> TASK OBJECTIVE: Could each record be written out again exactly as it stands?

> PROVIDED RECORDS:
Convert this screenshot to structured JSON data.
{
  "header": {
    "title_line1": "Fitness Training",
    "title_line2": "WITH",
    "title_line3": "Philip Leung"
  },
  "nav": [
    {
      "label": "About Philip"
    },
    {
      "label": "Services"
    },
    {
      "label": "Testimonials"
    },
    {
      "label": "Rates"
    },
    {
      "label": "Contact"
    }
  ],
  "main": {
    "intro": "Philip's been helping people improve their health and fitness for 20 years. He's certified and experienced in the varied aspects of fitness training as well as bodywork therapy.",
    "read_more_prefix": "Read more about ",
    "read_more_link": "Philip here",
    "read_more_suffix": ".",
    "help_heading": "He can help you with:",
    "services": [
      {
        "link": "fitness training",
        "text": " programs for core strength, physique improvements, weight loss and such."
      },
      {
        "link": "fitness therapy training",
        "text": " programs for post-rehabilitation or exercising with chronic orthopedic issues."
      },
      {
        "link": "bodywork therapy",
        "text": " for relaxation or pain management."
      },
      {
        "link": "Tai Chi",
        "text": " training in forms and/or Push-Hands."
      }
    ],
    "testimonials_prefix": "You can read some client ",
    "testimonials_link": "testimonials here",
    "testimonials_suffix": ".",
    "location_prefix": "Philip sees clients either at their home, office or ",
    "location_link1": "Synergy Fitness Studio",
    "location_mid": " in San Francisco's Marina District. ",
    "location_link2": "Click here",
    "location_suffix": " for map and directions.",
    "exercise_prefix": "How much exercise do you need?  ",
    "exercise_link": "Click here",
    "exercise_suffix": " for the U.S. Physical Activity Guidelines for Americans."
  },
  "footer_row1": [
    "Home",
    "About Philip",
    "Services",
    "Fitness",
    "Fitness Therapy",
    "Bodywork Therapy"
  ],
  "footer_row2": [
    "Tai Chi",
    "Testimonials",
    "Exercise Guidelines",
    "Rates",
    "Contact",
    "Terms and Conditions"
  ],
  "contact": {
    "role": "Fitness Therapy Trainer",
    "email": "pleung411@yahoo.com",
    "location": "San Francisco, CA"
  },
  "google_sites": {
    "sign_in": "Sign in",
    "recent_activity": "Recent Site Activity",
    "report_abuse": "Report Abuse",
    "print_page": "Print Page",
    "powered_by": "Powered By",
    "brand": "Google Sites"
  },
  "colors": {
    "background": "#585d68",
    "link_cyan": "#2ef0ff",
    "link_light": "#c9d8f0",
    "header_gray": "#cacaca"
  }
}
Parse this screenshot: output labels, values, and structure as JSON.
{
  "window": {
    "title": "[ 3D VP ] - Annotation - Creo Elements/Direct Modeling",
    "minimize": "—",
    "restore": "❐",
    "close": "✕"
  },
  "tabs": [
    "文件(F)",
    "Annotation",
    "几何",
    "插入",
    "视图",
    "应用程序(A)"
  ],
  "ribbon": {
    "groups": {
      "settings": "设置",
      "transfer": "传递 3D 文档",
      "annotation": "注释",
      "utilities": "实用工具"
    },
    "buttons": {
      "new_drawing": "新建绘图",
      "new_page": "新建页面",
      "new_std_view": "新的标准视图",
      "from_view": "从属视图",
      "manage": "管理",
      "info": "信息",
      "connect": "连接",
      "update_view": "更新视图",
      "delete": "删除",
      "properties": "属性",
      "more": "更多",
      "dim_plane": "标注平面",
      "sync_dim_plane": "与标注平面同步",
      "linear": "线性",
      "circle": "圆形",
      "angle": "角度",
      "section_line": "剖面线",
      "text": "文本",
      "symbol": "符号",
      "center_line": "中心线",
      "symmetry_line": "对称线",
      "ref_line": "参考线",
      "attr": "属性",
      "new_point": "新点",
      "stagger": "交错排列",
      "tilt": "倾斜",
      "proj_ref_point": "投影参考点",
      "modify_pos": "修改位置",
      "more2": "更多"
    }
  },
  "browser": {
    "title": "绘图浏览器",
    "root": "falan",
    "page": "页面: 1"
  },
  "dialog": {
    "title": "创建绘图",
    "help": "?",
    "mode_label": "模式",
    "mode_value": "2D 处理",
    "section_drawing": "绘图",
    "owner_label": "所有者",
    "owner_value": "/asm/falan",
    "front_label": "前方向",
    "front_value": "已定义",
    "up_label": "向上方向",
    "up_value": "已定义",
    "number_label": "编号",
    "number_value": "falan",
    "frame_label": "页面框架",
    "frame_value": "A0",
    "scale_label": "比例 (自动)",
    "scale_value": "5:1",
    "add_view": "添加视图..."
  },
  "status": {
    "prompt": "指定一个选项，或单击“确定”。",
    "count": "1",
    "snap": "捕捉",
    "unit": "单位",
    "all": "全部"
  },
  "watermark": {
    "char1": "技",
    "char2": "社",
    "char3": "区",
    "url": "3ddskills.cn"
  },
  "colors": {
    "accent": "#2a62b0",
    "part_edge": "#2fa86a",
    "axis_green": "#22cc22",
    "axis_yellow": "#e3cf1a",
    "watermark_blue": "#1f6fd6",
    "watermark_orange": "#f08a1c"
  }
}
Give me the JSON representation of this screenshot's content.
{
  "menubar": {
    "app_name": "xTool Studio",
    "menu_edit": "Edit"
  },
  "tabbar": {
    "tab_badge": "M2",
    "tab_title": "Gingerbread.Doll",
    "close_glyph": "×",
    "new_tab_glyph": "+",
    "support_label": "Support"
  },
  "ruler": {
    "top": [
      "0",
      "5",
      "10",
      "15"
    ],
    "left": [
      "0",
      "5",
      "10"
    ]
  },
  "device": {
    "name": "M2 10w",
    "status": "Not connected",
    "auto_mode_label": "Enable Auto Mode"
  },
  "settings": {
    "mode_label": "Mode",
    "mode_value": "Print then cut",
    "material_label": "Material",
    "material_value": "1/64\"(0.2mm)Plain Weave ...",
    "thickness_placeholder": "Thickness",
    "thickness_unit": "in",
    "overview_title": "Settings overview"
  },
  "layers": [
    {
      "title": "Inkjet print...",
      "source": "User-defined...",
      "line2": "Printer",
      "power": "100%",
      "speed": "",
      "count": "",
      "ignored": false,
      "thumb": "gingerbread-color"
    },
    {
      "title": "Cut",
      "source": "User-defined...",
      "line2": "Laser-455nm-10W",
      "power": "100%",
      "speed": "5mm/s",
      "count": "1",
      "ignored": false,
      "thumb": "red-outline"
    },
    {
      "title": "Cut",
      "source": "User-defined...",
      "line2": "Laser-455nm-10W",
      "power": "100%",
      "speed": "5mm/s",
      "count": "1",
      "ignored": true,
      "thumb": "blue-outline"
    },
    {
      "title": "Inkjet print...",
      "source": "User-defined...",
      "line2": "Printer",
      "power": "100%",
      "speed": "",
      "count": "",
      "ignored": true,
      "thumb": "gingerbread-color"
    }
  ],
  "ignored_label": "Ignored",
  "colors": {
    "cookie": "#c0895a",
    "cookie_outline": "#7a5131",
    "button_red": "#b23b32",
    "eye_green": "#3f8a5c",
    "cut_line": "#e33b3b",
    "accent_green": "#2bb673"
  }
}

> RESPONSE:
Convert this screenshot to structured JSON data.
{
  "header": {
    "title_line1": "Fitness Training",
    "title_line2": "WITH",
    "title_line3": "Philip Leung"
  },
  "nav": [
    {
      "label": "About Philip"
    },
    {
      "label": "Services"
    },
    {
      "label": "Testimonials"
    },
    {
      "label": "Rates"
    },
    {
      "label": "Contact"
    }
  ],
  "main": {
    "intro": "Philip's been helping people improve their health and fitness for 20 years. He's certified and experienced in the varied aspects of fitness training as well as bodywork therapy.",
    "read_more_prefix": "Read more about ",
    "read_more_link": "Philip here",
    "read_more_suffix": ".",
    "help_heading": "He can help you with:",
    "services": [
      {
        "link": "fitness training",
        "text": " programs for core strength, physique improvements, weight loss and such."
      },
      {
        "link": "fitness therapy training",
        "text": " programs for post-rehabilitation or exercising with chronic orthopedic issues."
      },
      {
        "link": "bodywork therapy",
        "text": " for relaxation or pain management."
      },
      {
        "link": "Tai Chi",
        "text": " training in forms and/or Push-Hands."
      }
    ],
    "testimonials_prefix": "You can read some client ",
    "testimonials_link": "testimonials here",
    "testimonials_suffix": ".",
    "location_prefix": "Philip sees clients either at their home, office or ",
    "location_link1": "Synergy Fitness Studio",
    "location_mid": " in San Francisco's Marina District. ",
    "location_link2": "Click here",
    "location_suffix": " for map and directions.",
    "exercise_prefix": "How much exercise do you need?  ",
    "exercise_link": "Click here",
    "exercise_suffix": " for the U.S. Physical Activity Guidelines for Americans."
  },
  "footer_row1": [
    "Home",
    "About Philip",
    "Services",
    "Fitness",
    "Fitness Therapy",
    "Bodywork Therapy"
  ],
  "footer_row2": [
    "Tai Chi",
    "Testimonials",
    "Exercise Guidelines",
    "Rates",
    "Contact",
    "Terms and Conditions"
  ],
  "contact": {
    "role": "Fitness Therapy Trainer",
    "email": "pleung411@yahoo.com",
    "location": "San Francisco, CA"
  },
  "google_sites": {
    "sign_in": "Sign in",
    "recent_activity": "Recent Site Activity",
    "report_abuse": "Report Abuse",
    "print_page": "Print Page",
    "powered_by": "Powered By",
    "brand": "Google Sites"
  },
  "colors": {
    "background": "#585d68",
    "link_cyan": "#2ef0ff",
    "link_light": "#c9d8f0",
    "header_gray": "#cacaca"
  }
}
Parse this screenshot: output labels, values, and structure as JSON.
{
  "window": {
    "title": "[ 3D VP ] - Annotation - Creo Elements/Direct Modeling",
    "minimize": "—",
    "restore": "❐",
    "close": "✕"
  },
  "tabs": [
    "文件(F)",
    "Annotation",
    "几何",
    "插入",
    "视图",
    "应用程序(A)"
  ],
  "ribbon": {
    "groups": {
      "settings": "设置",
      "transfer": "传递 3D 文档",
      "annotation": "注释",
      "utilities": "实用工具"
    },
    "buttons": {
      "new_drawing": "新建绘图",
      "new_page": "新建页面",
      "new_std_view": "新的标准视图",
      "from_view": "从属视图",
      "manage": "管理",
      "info": "信息",
      "connect": "连接",
      "update_view": "更新视图",
      "delete": "删除",
      "properties": "属性",
      "more": "更多",
      "dim_plane": "标注平面",
      "sync_dim_plane": "与标注平面同步",
      "linear": "线性",
      "circle": "圆形",
      "angle": "角度",
      "section_line": "剖面线",
      "text": "文本",
      "symbol": "符号",
      "center_line": "中心线",
      "symmetry_line": "对称线",
      "ref_line": "参考线",
      "attr": "属性",
      "new_point": "新点",
      "stagger": "交错排列",
      "tilt": "倾斜",
      "proj_ref_point": "投影参考点",
      "modify_pos": "修改位置",
      "more2": "更多"
    }
  },
  "browser": {
    "title": "绘图浏览器",
    "root": "falan",
    "page": "页面: 1"
  },
  "dialog": {
    "title": "创建绘图",
    "help": "?",
    "mode_label": "模式",
    "mode_value": "2D 处理",
    "section_drawing": "绘图",
    "owner_label": "所有者",
    "owner_value": "/asm/falan",
    "front_label": "前方向",
    "front_value": "已定义",
    "up_label": "向上方向",
    "up_value": "已定义",
    "number_label": "编号",
    "number_value": "falan",
    "frame_label": "页面框架",
    "frame_value": "A0",
    "scale_label": "比例 (自动)",
    "scale_value": "5:1",
    "add_view": "添加视图..."
  },
  "status": {
    "prompt": "指定一个选项，或单击“确定”。",
    "count": "1",
    "snap": "捕捉",
    "unit": "单位",
    "all": "全部"
  },
  "watermark": {
    "char1": "技",
    "char2": "社",
    "char3": "区",
    "url": "3ddskills.cn"
  },
  "colors": {
    "accent": "#2a62b0",
    "part_edge": "#2fa86a",
    "axis_green": "#22cc22",
    "axis_yellow": "#e3cf1a",
    "watermark_blue": "#1f6fd6",
    "watermark_orange": "#f08a1c"
  }
}
Give me the JSON representation of this screenshot's content.
{
  "menubar": {
    "app_name": "xTool Studio",
    "menu_edit": "Edit"
  },
  "tabbar": {
    "tab_badge": "M2",
    "tab_title": "Gingerbread.Doll",
    "close_glyph": "×",
    "new_tab_glyph": "+",
    "support_label": "Support"
  },
  "ruler": {
    "top": [
      "0",
      "5",
      "10",
      "15"
    ],
    "left": [
      "0",
      "5",
      "10"
    ]
  },
  "device": {
    "name": "M2 10w",
    "status": "Not connected",
    "auto_mode_label": "Enable Auto Mode"
  },
  "settings": {
    "mode_label": "Mode",
    "mode_value": "Print then cut",
    "material_label": "Material",
    "material_value": "1/64\"(0.2mm)Plain Weave ...",
    "thickness_placeholder": "Thickness",
    "thickness_unit": "in",
    "overview_title": "Settings overview"
  },
  "layers": [
    {
      "title": "Inkjet print...",
      "source": "User-defined...",
      "line2": "Printer",
      "power": "100%",
      "speed": "",
      "count": "",
      "ignored": false,
      "thumb": "gingerbread-color"
    },
    {
      "title": "Cut",
      "source": "User-defined...",
      "line2": "Laser-455nm-10W",
      "power": "100%",
      "speed": "5mm/s",
      "count": "1",
      "ignored": false,
      "thumb": "red-outline"
    },
    {
      "title": "Cut",
      "source": "User-defined...",
      "line2": "Laser-455nm-10W",
      "power": "100%",
      "speed": "5mm/s",
      "count": "1",
      "ignored": true,
      "thumb": "blue-outline"
    },
    {
      "title": "Inkjet print...",
      "source": "User-defined...",
      "line2": "Printer",
      "power": "100%",
      "speed": "",
      "count": "",
      "ignored": true,
      "thumb": "gingerbread-color"
    }
  ],
  "ignored_label": "Ignored",
  "colors": {
    "cookie": "#c0895a",
    "cookie_outline": "#7a5131",
    "button_red": "#b23b32",
    "eye_green": "#3f8a5c",
    "cut_line": "#e33b3b",
    "accent_green": "#2bb673"
  }
}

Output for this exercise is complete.